╭─ Data extract

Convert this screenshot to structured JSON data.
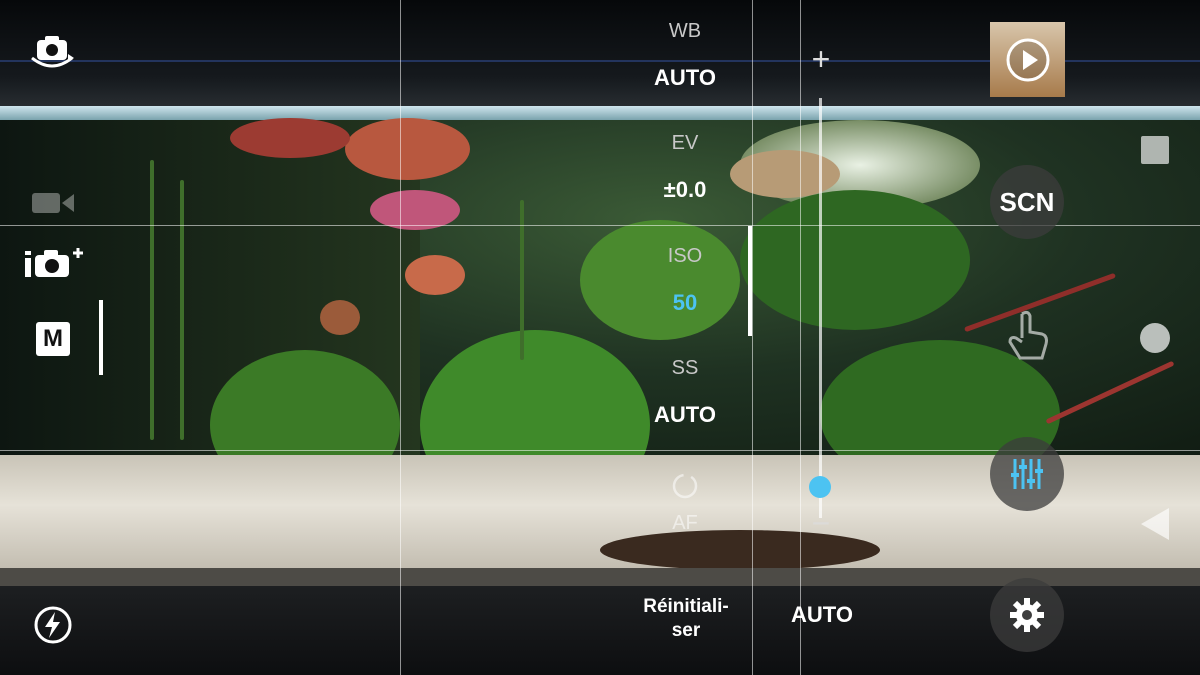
{
  "left_rail": {
    "switch_camera_icon": "switch-camera-icon",
    "video_mode_icon": "video-camera-icon",
    "add_mode_icon": "camera-plus-icon",
    "mode_label": "M",
    "flash_icon": "flash-auto-icon"
  },
  "params": {
    "wb": {
      "label": "WB",
      "value": "AUTO"
    },
    "ev": {
      "label": "EV",
      "value": "±0.0"
    },
    "iso": {
      "label": "ISO",
      "value": "50"
    },
    "ss": {
      "label": "SS",
      "value": "AUTO"
    },
    "af": {
      "label": "AF"
    }
  },
  "controls": {
    "reset_label": "Réinitiali-\nser",
    "focus_value": "AUTO",
    "slider_plus": "+",
    "slider_minus": "−",
    "slider_level": 0.05
  },
  "right_rail": {
    "scene_label": "SCN"
  },
  "colors": {
    "accent": "#4cc3f2",
    "iso_value": "#4cc3f2"
  }
}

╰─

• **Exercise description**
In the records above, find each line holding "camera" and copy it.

• **Written solution**
    "switch_camera_icon": "switch-camera-icon",
    "video_mode_icon": "video-camera-icon",
    "add_mode_icon": "camera-plus-icon",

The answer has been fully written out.